• **Work item**
Restate all of the entries verbatim.

• **Material shown**

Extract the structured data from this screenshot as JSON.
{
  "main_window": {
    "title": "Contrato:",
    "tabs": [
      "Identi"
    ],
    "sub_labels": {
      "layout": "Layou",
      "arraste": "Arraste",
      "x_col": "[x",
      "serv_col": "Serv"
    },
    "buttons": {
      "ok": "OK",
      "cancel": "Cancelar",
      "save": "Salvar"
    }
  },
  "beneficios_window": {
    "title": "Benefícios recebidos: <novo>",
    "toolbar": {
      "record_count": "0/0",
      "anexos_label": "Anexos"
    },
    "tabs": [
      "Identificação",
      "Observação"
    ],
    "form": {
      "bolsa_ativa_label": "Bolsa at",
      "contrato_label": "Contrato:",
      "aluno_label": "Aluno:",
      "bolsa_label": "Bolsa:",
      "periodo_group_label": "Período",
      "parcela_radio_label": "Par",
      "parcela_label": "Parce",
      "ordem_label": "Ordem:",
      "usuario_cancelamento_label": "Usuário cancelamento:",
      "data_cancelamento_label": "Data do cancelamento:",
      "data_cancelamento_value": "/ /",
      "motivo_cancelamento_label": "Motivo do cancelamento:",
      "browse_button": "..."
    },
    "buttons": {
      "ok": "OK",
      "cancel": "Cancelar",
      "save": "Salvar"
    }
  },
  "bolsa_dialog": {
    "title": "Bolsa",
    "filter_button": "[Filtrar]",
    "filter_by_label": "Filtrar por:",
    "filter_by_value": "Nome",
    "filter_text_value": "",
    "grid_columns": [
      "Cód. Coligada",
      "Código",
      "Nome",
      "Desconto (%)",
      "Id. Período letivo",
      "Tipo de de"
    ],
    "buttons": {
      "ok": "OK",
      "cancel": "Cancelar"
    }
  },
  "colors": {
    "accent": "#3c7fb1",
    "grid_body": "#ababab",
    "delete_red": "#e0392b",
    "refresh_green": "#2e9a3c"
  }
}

• **Answer for the task**
Extract the structured data from this screenshot as JSON.
{
  "main_window": {
    "title": "Contrato:",
    "tabs": [
      "Identi"
    ],
    "sub_labels": {
      "layout": "Layou",
      "arraste": "Arraste",
      "x_col": "[x",
      "serv_col": "Serv"
    },
    "buttons": {
      "ok": "OK",
      "cancel": "Cancelar",
      "save": "Salvar"
    }
  },
  "beneficios_window": {
    "title": "Benefícios recebidos: <novo>",
    "toolbar": {
      "record_count": "0/0",
      "anexos_label": "Anexos"
    },
    "tabs": [
      "Identificação",
      "Observação"
    ],
    "form": {
      "bolsa_ativa_label": "Bolsa at",
      "contrato_label": "Contrato:",
      "aluno_label": "Aluno:",
      "bolsa_label": "Bolsa:",
      "periodo_group_label": "Período",
      "parcela_radio_label": "Par",
      "parcela_label": "Parce",
      "ordem_label": "Ordem:",
      "usuario_cancelamento_label": "Usuário cancelamento:",
      "data_cancelamento_label": "Data do cancelamento:",
      "data_cancelamento_value": "/ /",
      "motivo_cancelamento_label": "Motivo do cancelamento:",
      "browse_button": "..."
    },
    "buttons": {
      "ok": "OK",
      "cancel": "Cancelar",
      "save": "Salvar"
    }
  },
  "bolsa_dialog": {
    "title": "Bolsa",
    "filter_button": "[Filtrar]",
    "filter_by_label": "Filtrar por:",
    "filter_by_value": "Nome",
    "filter_text_value": "",
    "grid_columns": [
      "Cód. Coligada",
      "Código",
      "Nome",
      "Desconto (%)",
      "Id. Período letivo",
      "Tipo de de"
    ],
    "buttons": {
      "ok": "OK",
      "cancel": "Cancelar"
    }
  },
  "colors": {
    "accent": "#3c7fb1",
    "grid_body": "#ababab",
    "delete_red": "#e0392b",
    "refresh_green": "#2e9a3c"
  }
}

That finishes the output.